> **Problem to work on**
Read the records below. Copy each line where the string "thumbnail" occurs.
------------------------------------------------------------------------
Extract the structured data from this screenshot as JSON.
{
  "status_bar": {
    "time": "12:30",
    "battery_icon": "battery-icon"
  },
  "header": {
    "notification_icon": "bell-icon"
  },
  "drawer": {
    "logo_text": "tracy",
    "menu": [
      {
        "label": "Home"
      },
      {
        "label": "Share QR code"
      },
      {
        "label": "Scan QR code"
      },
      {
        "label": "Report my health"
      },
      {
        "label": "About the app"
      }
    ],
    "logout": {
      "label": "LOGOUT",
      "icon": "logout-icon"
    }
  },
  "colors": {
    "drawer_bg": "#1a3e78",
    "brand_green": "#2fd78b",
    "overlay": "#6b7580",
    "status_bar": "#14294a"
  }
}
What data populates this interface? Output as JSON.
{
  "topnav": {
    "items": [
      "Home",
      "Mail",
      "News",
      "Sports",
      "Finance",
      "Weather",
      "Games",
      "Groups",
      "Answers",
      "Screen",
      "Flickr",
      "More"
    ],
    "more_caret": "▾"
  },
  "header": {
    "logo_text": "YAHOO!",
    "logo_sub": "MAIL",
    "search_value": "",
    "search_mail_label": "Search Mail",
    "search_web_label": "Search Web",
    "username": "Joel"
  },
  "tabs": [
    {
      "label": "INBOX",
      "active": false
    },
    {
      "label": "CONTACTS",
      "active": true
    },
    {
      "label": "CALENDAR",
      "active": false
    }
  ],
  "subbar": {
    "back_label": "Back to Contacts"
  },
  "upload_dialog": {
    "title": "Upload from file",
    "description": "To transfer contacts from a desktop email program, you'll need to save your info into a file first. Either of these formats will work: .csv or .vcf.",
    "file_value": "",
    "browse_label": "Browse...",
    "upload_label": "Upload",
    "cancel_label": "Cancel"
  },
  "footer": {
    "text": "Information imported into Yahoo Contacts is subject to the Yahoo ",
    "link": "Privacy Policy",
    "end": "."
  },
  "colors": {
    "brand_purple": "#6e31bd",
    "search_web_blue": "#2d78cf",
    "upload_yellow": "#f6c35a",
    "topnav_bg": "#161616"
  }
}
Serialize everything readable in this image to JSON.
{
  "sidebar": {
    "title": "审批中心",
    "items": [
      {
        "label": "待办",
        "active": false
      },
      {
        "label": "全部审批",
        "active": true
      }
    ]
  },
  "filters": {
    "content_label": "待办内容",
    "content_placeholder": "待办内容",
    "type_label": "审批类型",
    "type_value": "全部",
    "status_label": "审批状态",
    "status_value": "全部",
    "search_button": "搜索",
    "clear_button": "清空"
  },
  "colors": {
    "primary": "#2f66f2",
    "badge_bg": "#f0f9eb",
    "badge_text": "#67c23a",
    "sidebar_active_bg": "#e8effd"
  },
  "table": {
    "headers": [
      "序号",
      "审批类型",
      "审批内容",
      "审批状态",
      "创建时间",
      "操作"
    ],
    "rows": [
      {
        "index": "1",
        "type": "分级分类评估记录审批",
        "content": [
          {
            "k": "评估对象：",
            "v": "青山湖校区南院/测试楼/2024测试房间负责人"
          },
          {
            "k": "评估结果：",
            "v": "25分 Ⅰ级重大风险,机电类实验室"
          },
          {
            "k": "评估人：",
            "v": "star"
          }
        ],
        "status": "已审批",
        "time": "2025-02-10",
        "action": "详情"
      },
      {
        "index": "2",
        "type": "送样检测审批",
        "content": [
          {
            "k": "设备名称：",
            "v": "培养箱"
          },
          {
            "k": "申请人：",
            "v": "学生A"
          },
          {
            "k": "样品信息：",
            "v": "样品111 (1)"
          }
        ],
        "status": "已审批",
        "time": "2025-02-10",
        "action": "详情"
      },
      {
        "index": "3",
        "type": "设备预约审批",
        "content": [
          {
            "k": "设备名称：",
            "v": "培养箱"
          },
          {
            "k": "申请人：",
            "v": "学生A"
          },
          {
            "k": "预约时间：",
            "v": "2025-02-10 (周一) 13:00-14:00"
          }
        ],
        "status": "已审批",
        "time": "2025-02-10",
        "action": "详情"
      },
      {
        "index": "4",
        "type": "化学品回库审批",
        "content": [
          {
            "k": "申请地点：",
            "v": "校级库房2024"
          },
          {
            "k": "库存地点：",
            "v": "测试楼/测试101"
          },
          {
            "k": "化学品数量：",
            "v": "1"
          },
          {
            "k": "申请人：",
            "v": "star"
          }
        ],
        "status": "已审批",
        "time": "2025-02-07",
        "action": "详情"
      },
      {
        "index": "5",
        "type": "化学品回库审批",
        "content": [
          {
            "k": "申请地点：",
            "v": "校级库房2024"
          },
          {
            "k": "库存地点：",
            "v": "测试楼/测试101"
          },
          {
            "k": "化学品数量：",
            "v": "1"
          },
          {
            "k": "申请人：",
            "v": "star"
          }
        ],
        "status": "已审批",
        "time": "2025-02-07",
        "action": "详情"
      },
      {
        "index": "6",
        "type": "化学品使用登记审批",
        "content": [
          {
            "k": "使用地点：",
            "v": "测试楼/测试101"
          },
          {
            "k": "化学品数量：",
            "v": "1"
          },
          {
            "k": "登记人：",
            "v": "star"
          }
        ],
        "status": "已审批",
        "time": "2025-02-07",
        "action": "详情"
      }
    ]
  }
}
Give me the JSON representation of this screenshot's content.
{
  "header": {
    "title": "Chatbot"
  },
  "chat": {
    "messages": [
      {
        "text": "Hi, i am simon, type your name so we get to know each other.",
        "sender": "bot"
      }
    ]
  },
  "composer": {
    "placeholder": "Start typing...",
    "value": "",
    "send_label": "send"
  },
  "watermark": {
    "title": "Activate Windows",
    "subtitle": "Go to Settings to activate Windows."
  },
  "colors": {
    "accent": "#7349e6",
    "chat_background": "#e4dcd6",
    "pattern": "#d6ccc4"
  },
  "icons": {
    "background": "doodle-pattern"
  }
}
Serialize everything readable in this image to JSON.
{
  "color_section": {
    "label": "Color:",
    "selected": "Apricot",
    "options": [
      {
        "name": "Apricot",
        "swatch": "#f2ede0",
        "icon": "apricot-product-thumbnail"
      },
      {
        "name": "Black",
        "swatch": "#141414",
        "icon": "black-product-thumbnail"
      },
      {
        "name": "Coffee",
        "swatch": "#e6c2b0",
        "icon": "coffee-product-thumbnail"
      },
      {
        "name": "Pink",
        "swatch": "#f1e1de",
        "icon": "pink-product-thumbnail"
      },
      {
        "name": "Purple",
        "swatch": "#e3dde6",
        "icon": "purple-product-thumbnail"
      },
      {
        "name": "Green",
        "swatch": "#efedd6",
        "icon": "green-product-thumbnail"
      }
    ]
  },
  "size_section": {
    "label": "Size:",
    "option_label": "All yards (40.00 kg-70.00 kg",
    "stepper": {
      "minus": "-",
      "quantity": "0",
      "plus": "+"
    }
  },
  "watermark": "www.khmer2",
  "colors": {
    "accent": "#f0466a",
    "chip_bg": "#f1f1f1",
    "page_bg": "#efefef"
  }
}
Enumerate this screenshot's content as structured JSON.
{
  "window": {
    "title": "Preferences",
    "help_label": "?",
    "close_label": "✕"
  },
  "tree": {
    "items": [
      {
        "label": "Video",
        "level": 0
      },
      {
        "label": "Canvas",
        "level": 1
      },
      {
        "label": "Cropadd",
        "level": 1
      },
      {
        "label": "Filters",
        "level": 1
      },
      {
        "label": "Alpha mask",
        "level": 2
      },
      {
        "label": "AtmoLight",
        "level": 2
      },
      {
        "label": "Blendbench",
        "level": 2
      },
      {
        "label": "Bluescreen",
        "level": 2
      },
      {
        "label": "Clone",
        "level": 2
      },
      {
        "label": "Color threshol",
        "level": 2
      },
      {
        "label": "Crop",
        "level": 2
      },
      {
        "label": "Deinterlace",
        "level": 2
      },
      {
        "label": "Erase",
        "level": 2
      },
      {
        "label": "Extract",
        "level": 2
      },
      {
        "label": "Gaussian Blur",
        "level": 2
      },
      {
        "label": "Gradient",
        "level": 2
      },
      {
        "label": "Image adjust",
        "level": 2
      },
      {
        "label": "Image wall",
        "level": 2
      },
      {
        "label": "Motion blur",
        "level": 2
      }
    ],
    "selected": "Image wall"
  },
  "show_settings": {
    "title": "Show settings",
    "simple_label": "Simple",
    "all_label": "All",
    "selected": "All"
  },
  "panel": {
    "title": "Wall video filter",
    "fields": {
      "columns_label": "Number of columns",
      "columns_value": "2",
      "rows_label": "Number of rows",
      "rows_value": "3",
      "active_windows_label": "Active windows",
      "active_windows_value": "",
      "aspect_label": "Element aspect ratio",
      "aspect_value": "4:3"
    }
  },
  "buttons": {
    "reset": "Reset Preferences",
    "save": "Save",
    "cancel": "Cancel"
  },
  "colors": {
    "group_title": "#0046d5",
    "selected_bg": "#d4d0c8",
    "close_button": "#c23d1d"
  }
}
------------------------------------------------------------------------
> **Task solution**
        "icon": "apricot-product-thumbnail"
        "icon": "black-product-thumbnail"
        "icon": "coffee-product-thumbnail"
        "icon": "pink-product-thumbnail"
        "icon": "purple-product-thumbnail"
        "icon": "green-product-thumbnail"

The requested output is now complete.